E: So there’s space for different forms different forms of expression and different forms of telling story in the theatre. There’s the fact that it’s live and in front of an audience, which you can never get on film and TV; there also the fact that we’re doubling all the characters which is something you don’t get in film and TV. So it’s a really unique experience and there are reasons behind the doubling: Leah’s thought it out quite carefully and the characters sort of mirror each other, so you can see similarities and differences between the characters and they juxtapose each other in a really interesting way and that has really informed a lot of the structure of the whole piece, the whole feel of the piece.
L: It’s heightened emotion: a murder affects so many people and that’s why it really emphasizes the character’s stories—six individual girls—and they’re all going through this traumatic time and it’s how they cope with it: it’s just something different.
In terms of the actual writing, why do you set it in Canterbury as opposed to London maybe, which people would associate as being crime capital of England. Why Canterbury?
L: I took Ed and the actors to see Canterbury so they could experience for it themselves. Basically, there’s something about London that if someone dies hardly anyone is affected. It is another death and you don’t really hear about it whereas with Canterbury, in particular, there hasn’t been a murder for thirty years. And it is such a small town and community that if one person dies, it affects everybody and everyone is affected; it changes them because they knew that person at one time in their life. In London, if they’re not related to them like a family member it doesn’t happen and that’s why it’s more of an effect on these people: it’s someone they knew and in London, you wouldn’t be affected by that in small community. It really shows the heart of the town.
E: I think also in terms of linking back to your previous question as to why theatre, one of the things that we’re aiming to with our production is something you can do really well in theatre: you can create a world and you exist in that world as an audience member and experience the events of the play and one of the things that was really important for Leah and us when we were talking about the piece initially when we were developing it was that the world we walk into is a changed world and is one that has been completely transformed and completed overcast and overshadowed by Emily ‘s death and that’s going to be reflected in the design, the lighting design, set design—all sort of reflect that—so when the audience walk in and start to experience the piece, it’s going to be a really full experience for them that will not just be something you experience orally or visually but it will be a full experience.
Talking about crime drama in general, what inspirations do have from that field?

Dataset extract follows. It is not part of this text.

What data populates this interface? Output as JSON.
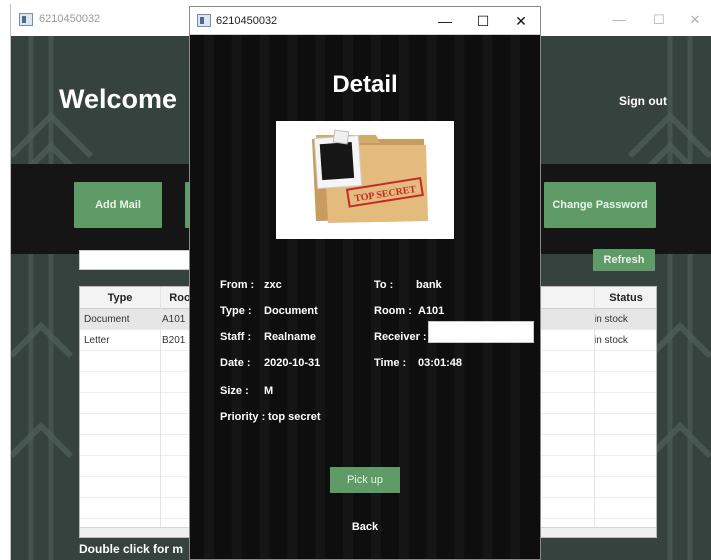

E: One of things—and this is a crude way of putting it—but one things that we are always talking about:we wanted this be more like an episodes of Luther or Broadchurch than The Bill or anything like that and for us it’s about how we find that, because there’s something about those programmes and that side of crime drama genre that feels real, exciting and feels dramatic and doesn’t feel false and doesn’t feel put on in any way and that’s really what we’re looking to do, to create a dramatic, exciting world for our audience to experience that really keeps them on the edge of their seats and keeps them interested for the hour they’re there.
And who’s in it?
L: So myself, I’m in it and we’ve got Serena Chloe Gardner and Ella Duncan
And, just a general who’s who in terms of character?
L: Serena plays two characters: she pays the detective who is one of our main characters, Detective Acton and she also plays Alison who was Emily’s aunt and then we have Ella duncan who plays Helen Roberts, Emily’s best friend and also Chloe Collings, her younger sister and I play Sinead, the local chav, as you would say, who was an acquaintance of Emily’s.
Caught is on at the Pleasance Theatre Islington from 2nd-5th September with an extra matinee performance on the 5th.